Finally, while it didn't improve my productivity as a writer but certainly improved my productivity as an indie publisher - I learned how to use the compile function to make ebooks.
Oh. And did I mention how great it is to have everything in one place? Amazing.
5. The Monthly Twitter Writing Challenge
I haven't shouted out the monthly writing challenge in quite a while though I've talked about it in plenty of posts. The challenge is one of my favourite online communities and one I found it at exactly the right time. Two years ago I had finally managed to start writing upwards of 300 words every day for a few months. Then I had a baby in May 2014. I was a bit worried I would lose my writing momentum and was looking for a way to keep myself motivated. Then I stumbled on the challenge. It had simple rules: write a minimum of 500 words a day or edit for 1 hour. Tweet your word counts with the monthly hashtag and enter the count in a Googledocs spreadsheet. Super simple and super effective.
Since May 2014 I've logged over 300,000 words in the forms of novels, novellas and short stories. I've edited for over 100 hours and have 9 stories that will be published in the next 6-12 months. It typically takes me about 15-30 minutes to get 500-1,000 words. For example, I started a new project a little over a week ago and I'm already at 16,000 words. At the very least, by participating every day I log a minimum of 3500 words a week (this last week I logged 6,984 words) and can typically have a rough draft of a book done in 4 months (depending on what kind of book it is).
Writing is the thing that fuels everything else that I do. It's the thing that makes me the happiest and like Hugh Howey often writes, it's something I would gladly pay to do. Being productive only increases that happiness and actually finishing, formatting and putting together books has become my all time favourite thing to do.
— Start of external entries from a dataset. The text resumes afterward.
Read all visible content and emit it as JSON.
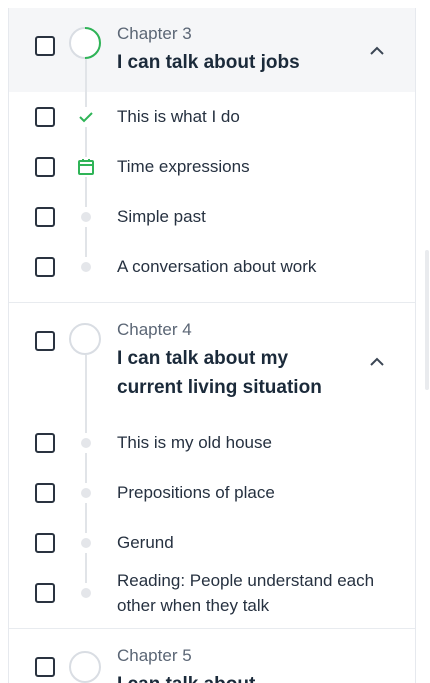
{
  "chapters": [
    {
      "label": "Chapter 3",
      "title": "I can talk about jobs",
      "progress": 0.33
    },
    {
      "label": "Chapter 4",
      "title": "I can talk about my current living situation",
      "progress": 0
    },
    {
      "label": "Chapter 5",
      "title": "I can talk about",
      "progress": 0
    }
  ],
  "lessons_ch3": [
    {
      "label": "This is what I do",
      "status": "completed",
      "icon": "check-icon"
    },
    {
      "label": "Time expressions",
      "status": "current",
      "icon": "calendar-icon"
    },
    {
      "label": "Simple past",
      "status": "pending",
      "icon": "dot"
    },
    {
      "label": "A conversation about work",
      "status": "pending",
      "icon": "dot"
    }
  ],
  "lessons_ch4": [
    {
      "label": "This is my old house",
      "status": "pending",
      "icon": "dot"
    },
    {
      "label": "Prepositions of place",
      "status": "pending",
      "icon": "dot"
    },
    {
      "label": "Gerund",
      "status": "pending",
      "icon": "dot"
    },
    {
      "label": "Reading: People understand each other when they talk",
      "status": "pending",
      "icon": "dot"
    }
  ],
  "colors": {
    "accent_green": "#2fb457",
    "header_bg": "#f5f6f8",
    "text_dark": "#1b2a3a"
  }
}
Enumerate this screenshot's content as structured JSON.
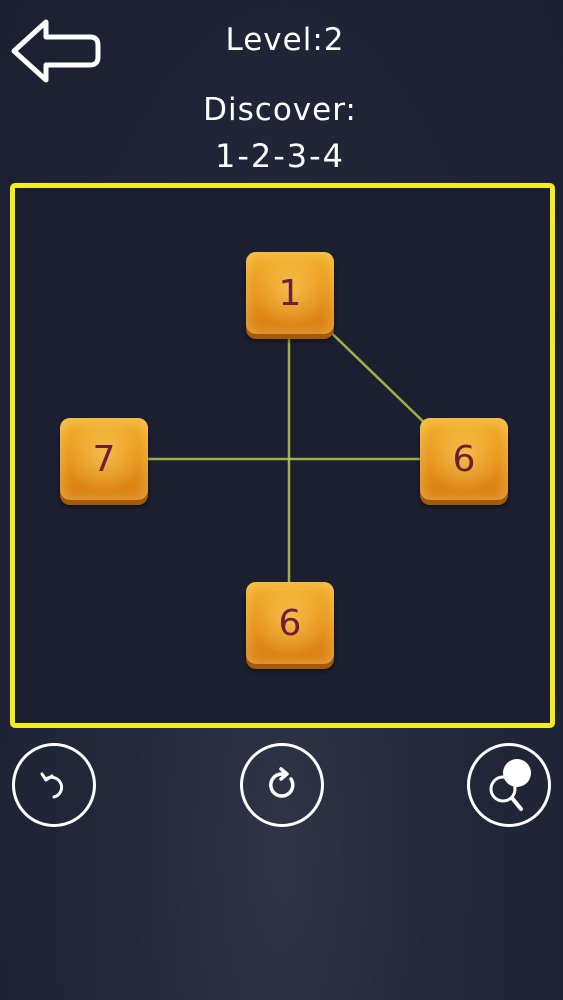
{
  "header": {
    "level_text": "Level:2",
    "goal_label": "Discover:",
    "goal_sequence": "1-2-3-4"
  },
  "board": {
    "tiles": [
      {
        "number": "1"
      },
      {
        "number": "7"
      },
      {
        "number": "6"
      },
      {
        "number": "6"
      }
    ]
  },
  "colors": {
    "board_border": "#f4ec1c",
    "connection_line": "#b8c94a",
    "tile_face": "#e6921a",
    "tile_text": "#6c1f3a",
    "background": "#22273a"
  },
  "controls": {
    "back_icon": "arrow-left-outline-icon",
    "undo_icon": "undo-icon",
    "restart_icon": "restart-icon",
    "hint_icon": "magnifier-hint-icon"
  }
}
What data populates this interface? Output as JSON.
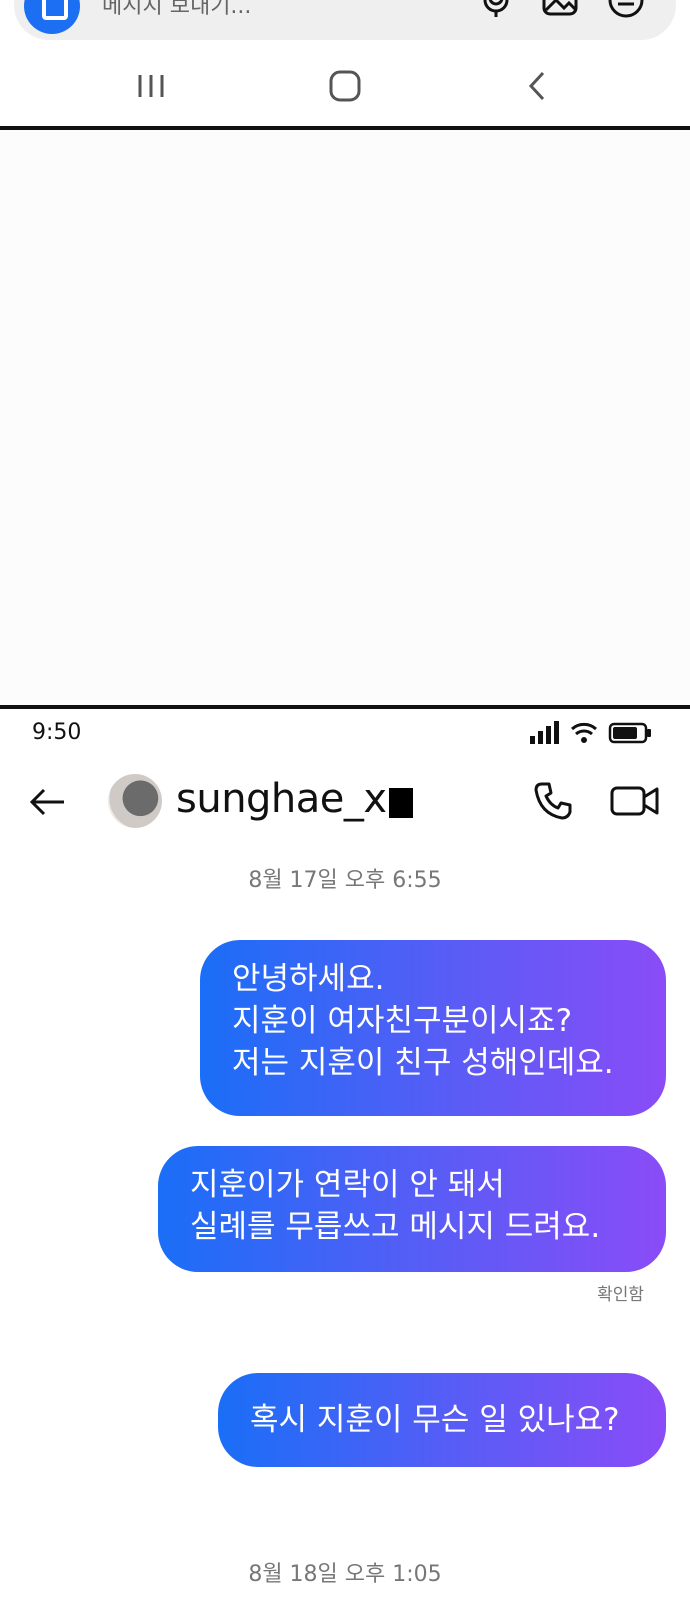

I'm super grateful for all of the things, big and small, that have helped me get to this point and I'm always on the look out for more. More tips. More tricks. Anything that will help me grow as a writer and/or manage my time that little bit better. What about you? Do you set goals for your writing? What's helping you achieve them?
Til next time, happy writing!